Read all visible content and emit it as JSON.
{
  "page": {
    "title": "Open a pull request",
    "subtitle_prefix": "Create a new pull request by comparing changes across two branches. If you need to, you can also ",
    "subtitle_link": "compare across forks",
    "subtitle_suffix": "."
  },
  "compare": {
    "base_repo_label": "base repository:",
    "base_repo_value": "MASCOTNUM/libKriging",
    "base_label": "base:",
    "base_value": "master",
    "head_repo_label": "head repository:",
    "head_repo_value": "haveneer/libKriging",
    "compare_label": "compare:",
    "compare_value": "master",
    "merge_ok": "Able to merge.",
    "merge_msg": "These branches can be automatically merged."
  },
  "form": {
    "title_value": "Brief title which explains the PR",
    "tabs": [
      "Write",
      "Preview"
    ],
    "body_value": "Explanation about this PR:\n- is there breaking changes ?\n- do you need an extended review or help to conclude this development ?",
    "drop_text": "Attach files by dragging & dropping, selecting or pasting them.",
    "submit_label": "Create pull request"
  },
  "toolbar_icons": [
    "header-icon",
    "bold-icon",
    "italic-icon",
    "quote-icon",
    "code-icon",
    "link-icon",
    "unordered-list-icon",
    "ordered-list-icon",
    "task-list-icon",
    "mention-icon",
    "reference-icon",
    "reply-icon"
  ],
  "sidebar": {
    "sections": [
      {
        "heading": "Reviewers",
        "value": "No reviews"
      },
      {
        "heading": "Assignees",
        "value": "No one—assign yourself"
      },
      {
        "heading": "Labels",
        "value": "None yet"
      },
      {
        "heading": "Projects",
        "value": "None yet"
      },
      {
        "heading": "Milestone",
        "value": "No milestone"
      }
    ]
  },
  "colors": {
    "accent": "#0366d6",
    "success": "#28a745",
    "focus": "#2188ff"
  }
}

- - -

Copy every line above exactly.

- **EXERCISE SOLUTION**:
Read all visible content and emit it as JSON.
{
  "page": {
    "title": "Open a pull request",
    "subtitle_prefix": "Create a new pull request by comparing changes across two branches. If you need to, you can also ",
    "subtitle_link": "compare across forks",
    "subtitle_suffix": "."
  },
  "compare": {
    "base_repo_label": "base repository:",
    "base_repo_value": "MASCOTNUM/libKriging",
    "base_label": "base:",
    "base_value": "master",
    "head_repo_label": "head repository:",
    "head_repo_value": "haveneer/libKriging",
    "compare_label": "compare:",
    "compare_value": "master",
    "merge_ok": "Able to merge.",
    "merge_msg": "These branches can be automatically merged."
  },
  "form": {
    "title_value": "Brief title which explains the PR",
    "tabs": [
      "Write",
      "Preview"
    ],
    "body_value": "Explanation about this PR:\n- is there breaking changes ?\n- do you need an extended review or help to conclude this development ?",
    "drop_text": "Attach files by dragging & dropping, selecting or pasting them.",
    "submit_label": "Create pull request"
  },
  "toolbar_icons": [
    "header-icon",
    "bold-icon",
    "italic-icon",
    "quote-icon",
    "code-icon",
    "link-icon",
    "unordered-list-icon",
    "ordered-list-icon",
    "task-list-icon",
    "mention-icon",
    "reference-icon",
    "reply-icon"
  ],
  "sidebar": {
    "sections": [
      {
        "heading": "Reviewers",
        "value": "No reviews"
      },
      {
        "heading": "Assignees",
        "value": "No one—assign yourself"
      },
      {
        "heading": "Labels",
        "value": "None yet"
      },
      {
        "heading": "Projects",
        "value": "None yet"
      },
      {
        "heading": "Milestone",
        "value": "No milestone"
      }
    ]
  },
  "colors": {
    "accent": "#0366d6",
    "success": "#28a745",
    "focus": "#2188ff"
  }
}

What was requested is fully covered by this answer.